Then he became an angel investor.
He invested on his own and with me. We had one deal that did amazingly well. It changed both our lives. Miriam and Regi now had even more. It was during this time he also advised and helped a no-name pastor start a new church. The pastor’s name was Andy Stanley, and he started what we know now as the fastest growing church in America, North Point Church.
He became a philanthropist for Christian causes. But most of the money was invested in his ministry, Radical Mentoring. This ministry was started from his desire to mentor young men. He brought his first group together over twenty-five years ago. His desire was to share his story and what he’d learned with them. The successes and failures he’d had in life, marriage, family, and business, and how to integrate his faith. He saw such positive results that he formalized the program and encouraged men like him to join him. Radical Mentoring is now a ministry in over 330 churches with 1,280 mentors, and 11,380 mentees.

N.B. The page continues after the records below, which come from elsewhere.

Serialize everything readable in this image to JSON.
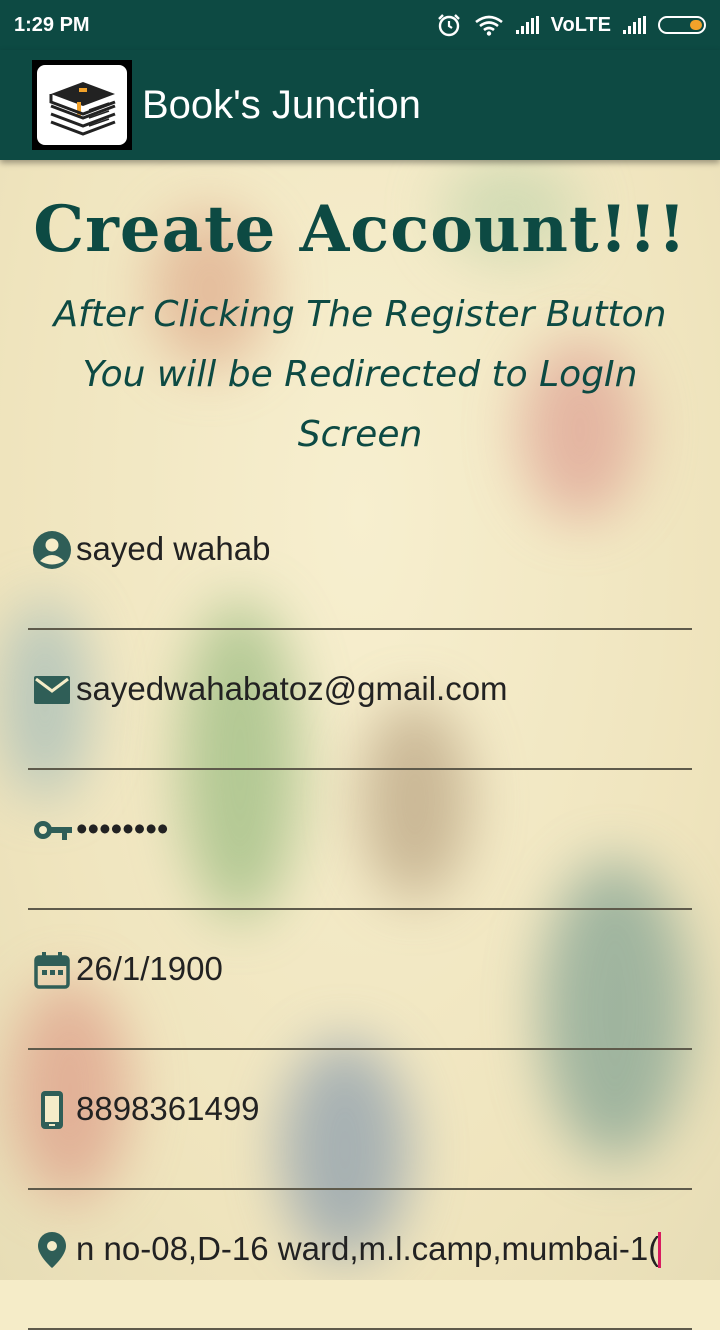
{
  "status_bar": {
    "time": "1:29 PM",
    "network": "VoLTE",
    "icons": [
      "alarm-icon",
      "wifi-icon",
      "signal-icon",
      "signal-icon",
      "battery-icon"
    ]
  },
  "app_bar": {
    "title": "Book's Junction",
    "logo": "books-stack-icon",
    "background": "#0d4a43"
  },
  "form": {
    "heading": "Create Account!!!",
    "subtitle": "After Clicking The Register Button You will be Redirected to LogIn Screen",
    "fields": [
      {
        "icon": "person-icon",
        "value": "sayed wahab"
      },
      {
        "icon": "email-icon",
        "value": "sayedwahabatoz@gmail.com"
      },
      {
        "icon": "key-icon",
        "value": "••••••••"
      },
      {
        "icon": "calendar-icon",
        "value": "26/1/1900"
      },
      {
        "icon": "phone-icon",
        "value": "8898361499"
      },
      {
        "icon": "location-icon",
        "value": "n no-08,D-16 ward,m.l.camp,mumbai-1("
      }
    ]
  },
  "colors": {
    "primary": "#0d4a43",
    "accent_cursor": "#d81b60",
    "battery": "#f2a22a",
    "background": "#f5ecc8"
  }
}
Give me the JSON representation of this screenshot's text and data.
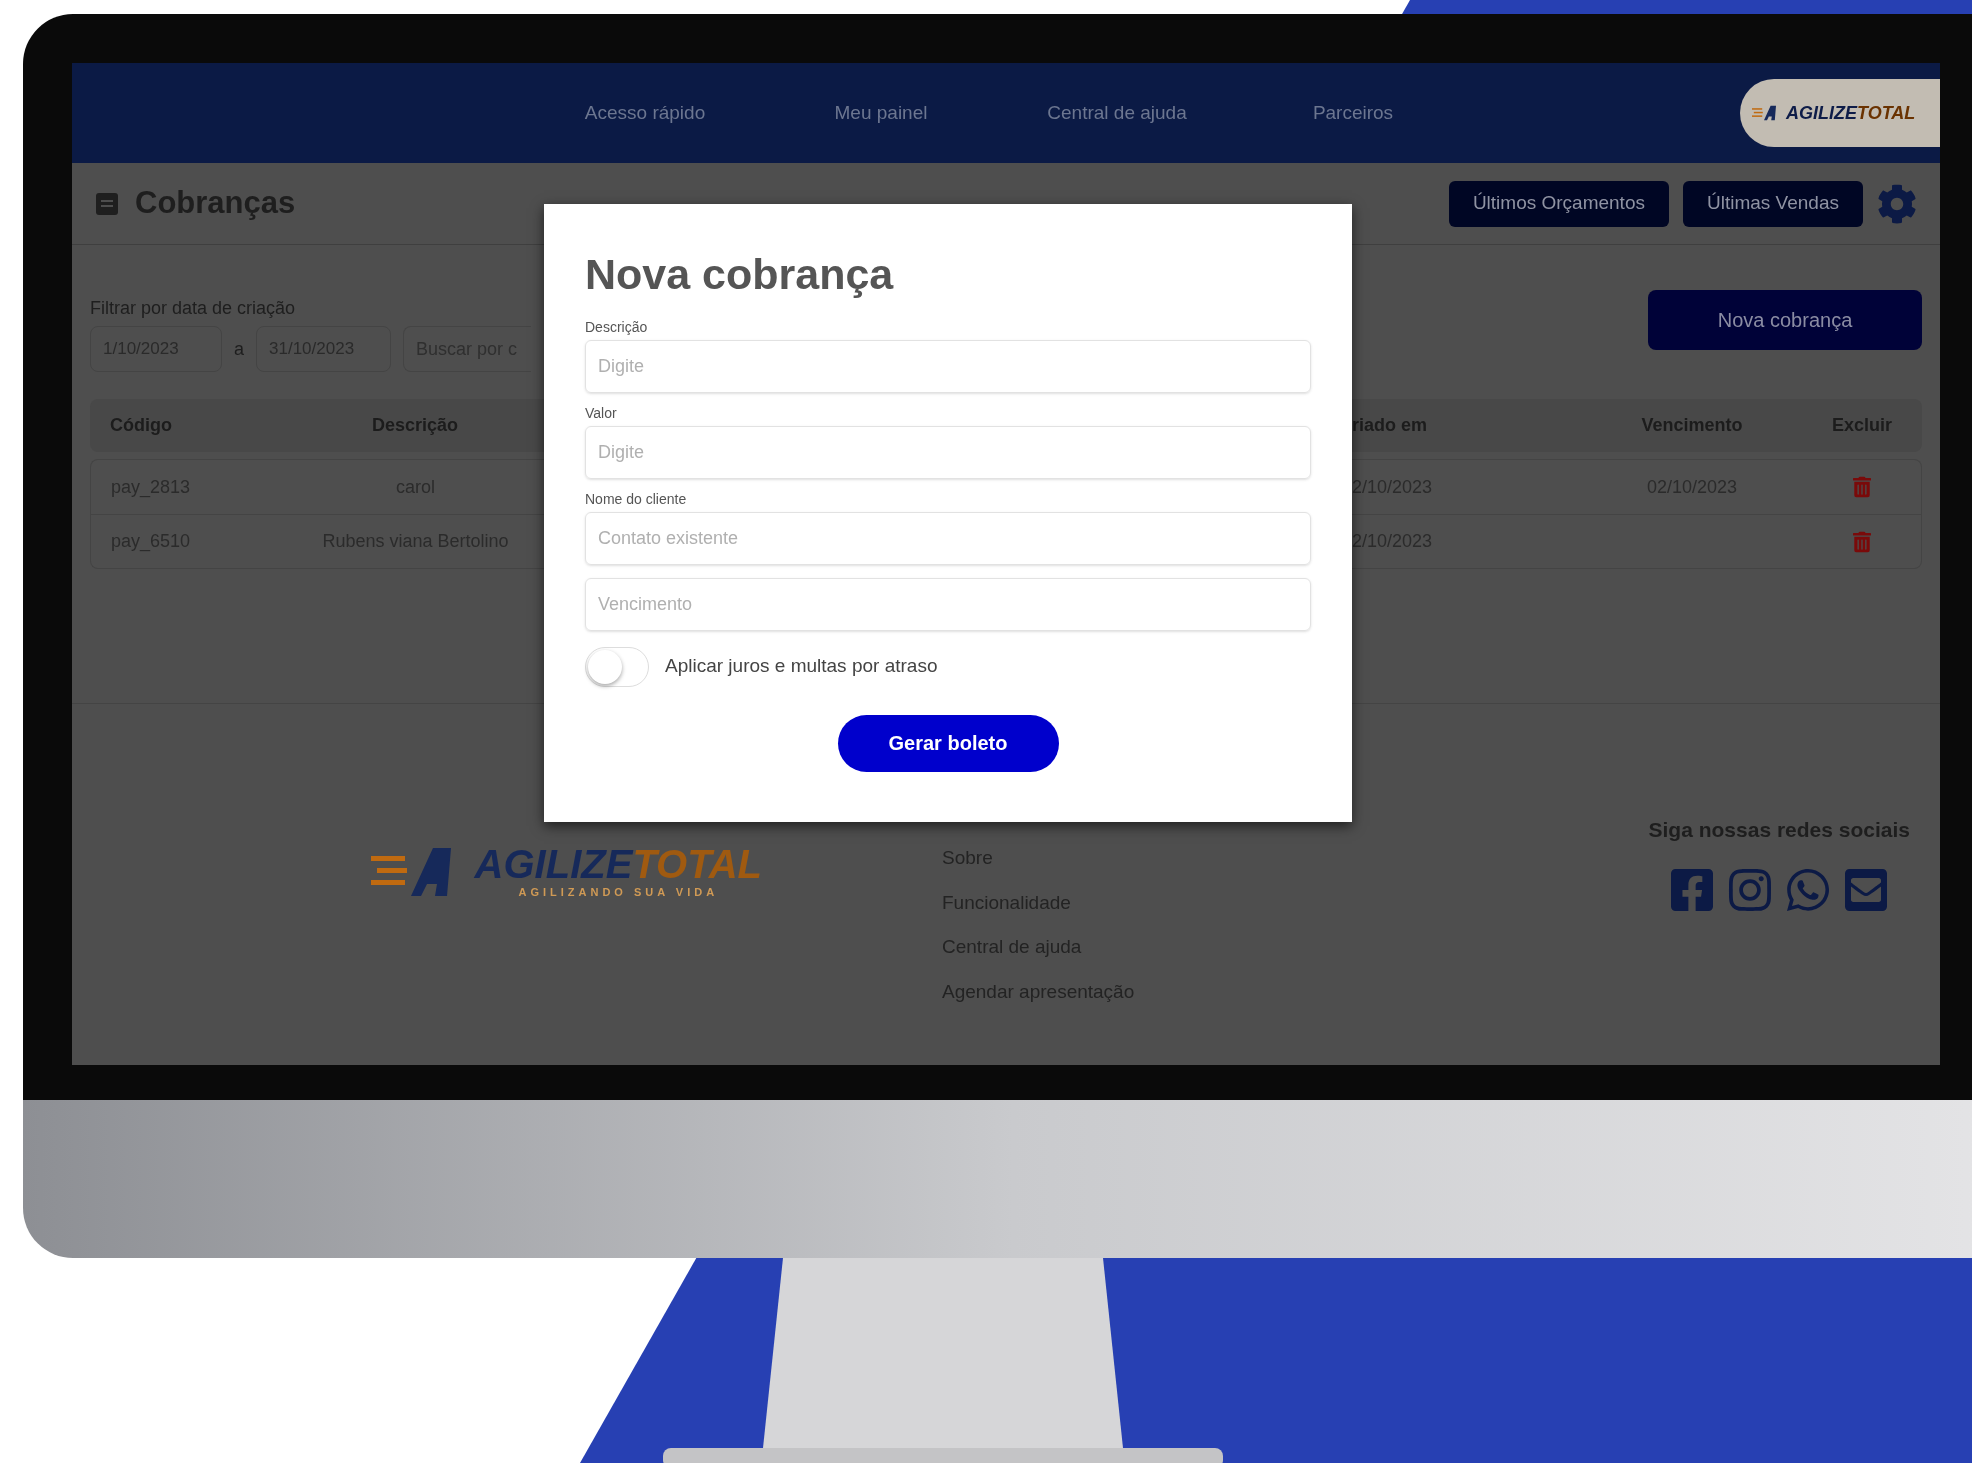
{
  "nav": {
    "links": [
      "Acesso rápido",
      "Meu painel",
      "Central de ajuda",
      "Parceiros"
    ],
    "logo": {
      "first": "AGILIZE",
      "second": "TOTAL"
    }
  },
  "header": {
    "title": "Cobranças",
    "buttons": [
      "Últimos Orçamentos",
      "Últimas Vendas"
    ]
  },
  "filter": {
    "label": "Filtrar por data de criação",
    "from": "1/10/2023",
    "separator": "a",
    "to": "31/10/2023",
    "search_placeholder": "Buscar por c",
    "new_button": "Nova cobrança"
  },
  "table": {
    "columns": [
      "Código",
      "Descrição",
      "riado em",
      "Vencimento",
      "Excluir"
    ],
    "rows": [
      {
        "code": "pay_2813",
        "description": "carol",
        "created": "2/10/2023",
        "due": "02/10/2023"
      },
      {
        "code": "pay_6510",
        "description": "Rubens viana Bertolino",
        "created": "2/10/2023",
        "due": ""
      }
    ]
  },
  "modal": {
    "title": "Nova cobrança",
    "fields": [
      {
        "label": "Descrição",
        "placeholder": "Digite"
      },
      {
        "label": "Valor",
        "placeholder": "Digite"
      },
      {
        "label": "Nome do cliente",
        "placeholder": "Contato existente"
      },
      {
        "placeholder": "Vencimento"
      }
    ],
    "toggle": {
      "label": "Aplicar juros e multas por atraso",
      "on": false
    },
    "button": "Gerar boleto"
  },
  "footer": {
    "logo": {
      "first": "AGILIZE",
      "second": "TOTAL",
      "tagline": "AGILIZANDO SUA VIDA"
    },
    "links": [
      "Sobre",
      "Funcionalidade",
      "Central de ajuda",
      "Agendar apresentação"
    ],
    "social_title": "Siga nossas redes sociais"
  }
}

He was right, “Crazy.”
Regi was my friend. I loved him. But the first time I met him, he flat out annoyed me. I invited him into what turned out to be our best deal together. It didn’t take too many meetings for him to get so far under my skin that I wanted him out. I went home and told Kathy how much he frustrated me. She said without a moment’s hesitation, “He is good for you. Stay with him.” She had never met Regi when she said this. To this day, over twenty years later, I believe it was the voice of God through Kathy telling me to hang in there.
There was something unique about our relationship.
When I was with Regi, it was like I was with my brother. And I never had a brother. We were family and not just friends. There was a comfort and trust and love which I have had with no other man. Regi saw right through me. He knew me. He believed in me.
And that is what hurts so much as I write this. You know how hard it is to find friends like this? A man who is filled with God’s Holy Spirit. A man who was so successful and made so many right decisions, you couldn’t help but be jealous of him. A man who would set aside all he was doing to help you. A friend who would just sit with you because he knew words wouldn’t help. Regi loved me, and I loved him. There is a hole in my heart. Something is now missing in my life. And it is a big something. I lost a friend who believed in me.
I know as I go forward in life without Regi, I’ll be having some of those running conversations. You know the ones. Like he is still here and standing right next to me. We’ll talk. And I know he’ll still be giving me the dressing downs I am so in need of. The wisdom I seek. The help with the big questions around purpose and life direction. While he was alive, I would from time to time hear Regi in my head. Why would it be different now that he’s gone? This kind of friendship is precious. It is like we became one flesh. We are a part of each other into eternity.
Regi wrote a note in anticipation of his death to all those who supported Radical Mentoring. They haven’t seen it yet, but I did. He signed it. “See you later. Love, Regi.”
When I read it, I thought, “This is the only way he could have ended this letter. It summed up all he stood for in life. He was about relationships, love, and Jesus. And ‘See you later’ captures it all.
To Regi: I praise God for putting us together as friends and business partners. I can’t imagine my life without you. Thank you for your love, friendship, and guidance. Thanks for believing in me. See you later.
In my last conversation with Regi, he said he would be honored if those wanting to remember him contributed to his life’s work, Radical Mentoring. I’m a contributor because I’ve seen the changed lives, marriages, and families. Please join me by donating here.